Uno Crowned


Shoma Uno has won just about every silver medal that one can win — he has two from the World Championships and another from last year’s Olympic Winter Games. He has also been the runner up at two Grand Prix Finals.

But, on his fifth attempt, the Japanese champion finally captured the Four Continents title.

Fourth after the short program, Uno’s performance to “Moonlight Sonata” was rich in technical content and packed with solid program components. He landed three quad jumps — a flip and two toe loops along with five other clean triples on his way to victory.

But Uno was also captured the hearts of the audience, performing with an understated command. Uno’s blades cut through the ice without a sound as his body floated over the ice with ease and the program seemed to be over in the blink of an eye.

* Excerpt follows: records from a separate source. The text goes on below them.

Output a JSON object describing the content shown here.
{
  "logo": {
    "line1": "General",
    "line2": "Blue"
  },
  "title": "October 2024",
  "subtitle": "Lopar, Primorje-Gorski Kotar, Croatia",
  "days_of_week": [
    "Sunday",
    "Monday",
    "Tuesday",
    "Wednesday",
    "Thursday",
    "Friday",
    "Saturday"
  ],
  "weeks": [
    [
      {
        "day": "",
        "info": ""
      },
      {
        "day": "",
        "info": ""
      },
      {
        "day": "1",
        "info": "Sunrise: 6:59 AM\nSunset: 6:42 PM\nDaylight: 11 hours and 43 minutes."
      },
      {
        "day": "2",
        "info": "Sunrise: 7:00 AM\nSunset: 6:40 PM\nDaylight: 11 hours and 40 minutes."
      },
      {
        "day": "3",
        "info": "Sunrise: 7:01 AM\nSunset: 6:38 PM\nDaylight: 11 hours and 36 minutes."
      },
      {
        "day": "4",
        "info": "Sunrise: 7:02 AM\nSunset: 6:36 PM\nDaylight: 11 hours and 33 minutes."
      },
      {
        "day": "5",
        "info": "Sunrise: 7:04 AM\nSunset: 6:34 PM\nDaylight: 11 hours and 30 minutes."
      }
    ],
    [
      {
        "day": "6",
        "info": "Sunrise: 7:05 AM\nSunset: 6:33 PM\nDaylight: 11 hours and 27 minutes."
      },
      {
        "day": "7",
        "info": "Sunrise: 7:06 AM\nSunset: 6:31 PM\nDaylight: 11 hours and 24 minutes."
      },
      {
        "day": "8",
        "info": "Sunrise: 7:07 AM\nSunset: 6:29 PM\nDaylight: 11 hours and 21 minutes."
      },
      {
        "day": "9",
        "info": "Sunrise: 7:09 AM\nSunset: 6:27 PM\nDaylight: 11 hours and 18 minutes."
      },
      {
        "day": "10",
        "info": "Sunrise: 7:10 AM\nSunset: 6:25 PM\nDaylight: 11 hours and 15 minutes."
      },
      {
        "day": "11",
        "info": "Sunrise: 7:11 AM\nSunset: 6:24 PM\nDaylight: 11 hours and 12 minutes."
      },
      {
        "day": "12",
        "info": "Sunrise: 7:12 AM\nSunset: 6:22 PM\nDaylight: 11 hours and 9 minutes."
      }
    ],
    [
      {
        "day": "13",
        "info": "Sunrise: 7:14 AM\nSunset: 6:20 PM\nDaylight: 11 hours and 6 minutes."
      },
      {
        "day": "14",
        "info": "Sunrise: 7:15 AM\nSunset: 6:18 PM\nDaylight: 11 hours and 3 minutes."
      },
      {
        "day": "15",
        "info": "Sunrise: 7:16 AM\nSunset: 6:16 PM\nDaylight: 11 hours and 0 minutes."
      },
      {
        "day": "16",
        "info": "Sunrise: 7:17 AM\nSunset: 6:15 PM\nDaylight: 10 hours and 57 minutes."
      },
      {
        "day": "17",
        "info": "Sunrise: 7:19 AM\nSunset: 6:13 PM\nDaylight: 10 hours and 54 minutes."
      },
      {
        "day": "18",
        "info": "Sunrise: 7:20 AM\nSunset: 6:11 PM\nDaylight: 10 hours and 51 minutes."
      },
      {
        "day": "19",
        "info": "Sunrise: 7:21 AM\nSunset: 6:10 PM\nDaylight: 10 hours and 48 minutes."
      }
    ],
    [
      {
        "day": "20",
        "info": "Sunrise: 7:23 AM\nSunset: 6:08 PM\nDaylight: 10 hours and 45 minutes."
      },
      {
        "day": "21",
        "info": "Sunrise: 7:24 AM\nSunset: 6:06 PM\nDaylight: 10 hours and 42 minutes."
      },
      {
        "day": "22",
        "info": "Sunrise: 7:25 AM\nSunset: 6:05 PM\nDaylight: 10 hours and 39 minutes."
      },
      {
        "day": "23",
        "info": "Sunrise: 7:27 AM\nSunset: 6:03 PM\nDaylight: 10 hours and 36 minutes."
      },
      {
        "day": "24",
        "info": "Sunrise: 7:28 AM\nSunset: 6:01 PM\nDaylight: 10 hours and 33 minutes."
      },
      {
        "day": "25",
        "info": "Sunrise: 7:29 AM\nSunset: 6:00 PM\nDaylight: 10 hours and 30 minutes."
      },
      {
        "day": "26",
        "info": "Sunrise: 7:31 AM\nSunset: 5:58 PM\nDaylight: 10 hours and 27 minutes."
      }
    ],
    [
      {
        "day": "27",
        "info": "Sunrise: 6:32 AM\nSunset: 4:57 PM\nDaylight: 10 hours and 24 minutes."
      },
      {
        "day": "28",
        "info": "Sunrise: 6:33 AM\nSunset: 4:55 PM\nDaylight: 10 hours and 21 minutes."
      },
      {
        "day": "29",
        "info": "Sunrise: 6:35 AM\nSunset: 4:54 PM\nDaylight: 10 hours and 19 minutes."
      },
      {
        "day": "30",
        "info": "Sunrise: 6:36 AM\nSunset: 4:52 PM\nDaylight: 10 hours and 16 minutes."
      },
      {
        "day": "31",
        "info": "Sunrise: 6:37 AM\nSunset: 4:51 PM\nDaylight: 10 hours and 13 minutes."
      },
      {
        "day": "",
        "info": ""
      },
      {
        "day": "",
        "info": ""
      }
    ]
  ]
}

Uno earned the second highest score of the season — 289.12 points — and now trails only two-time Olympic champion Yuzuru Hanyu.

“Today after I finished, rather than being happy, I felt relieved to have pushed myself through the competition,” he said. “I was able to place in the first place, but I want to keep working hard.

“I don’t want to be caught up by rankings, but I am very happy about winning the title. I am very happy with how I did in today’s program. This was the first title that I won in a big competition at the senior level, and it means a lot to me. I want to continue to work hard so that I can get the title at Worlds.”

Defending champion Boyang Jin moved up from third place after the short program to capture the silver medal with 273.51 points. Jin seemed to skate cautiously until his jumps were complete, and then he unleashed the character of the program to the delight of the audience. It was his best outing since last year’s Olympic Winter Games. The two-time World Championships medalist attempted three quad jumps and landed two cleanly in his Flamenco-themed program. He also connected on six triple jumps.

“Overall I did OK. But the two programs both have errors,” he said. “My feeling now is that I hope I can do better in the World Championships in one month. I also feel a little frustrated — probably because my training was not going so well recently. So I need to train better for the World Championships.”

“I think I adjusted myself mentally a little bit now, and I just want to use the competition experience I have now to compete and enjoy the competition. I think I’m way calmer than before, so I feel like there’s no such difficulty that I cannot overcome in the future.”

Slipping to third place after leading the short program, Vincent Zhou returned to his habit of under-rotating the jumps in his “Crouching Tiger Hidden Dragon” program. Zhou attempted three quads, receiving full credit for just one — his opening Lutz. His was just the fifth best program of the night, but his short program score provided the buffer he needed to claim a spot on the podium. He earned a season’s best of 272.22 overall.

“I’m very proud of myself at this competition for continuing the upward trend I’ve put myself on. I’m looking forward to the next one, training for Worlds,” he said. “I hope to improve the consistency of the good quality elements I’ve been doing. I thought I showed more of that at this competition. I’m not satisfied with my performance but I‘m also proud of myself for how I did. It was a good competition, a very deep field, and I’m proud to be among the medalists here.”

Canada’s Keegan Messing finished in fourth place with 267.61 points. “I’m very excited. I think that’s the highest score I’ve ever put in the program,” he said.

Jason Brown of the U.S. finished in fifth place with 258.89 points, while South Korea’s Junhwan Cha plummeted from second after the short to sixth overall with 255.83 points. Cha was charged with six under rotations in his program. “I am actually satisfied,” Cha said. “My technical jumps were not perfect, but I tried my best until the end of the program so I am happy about fighting it through.”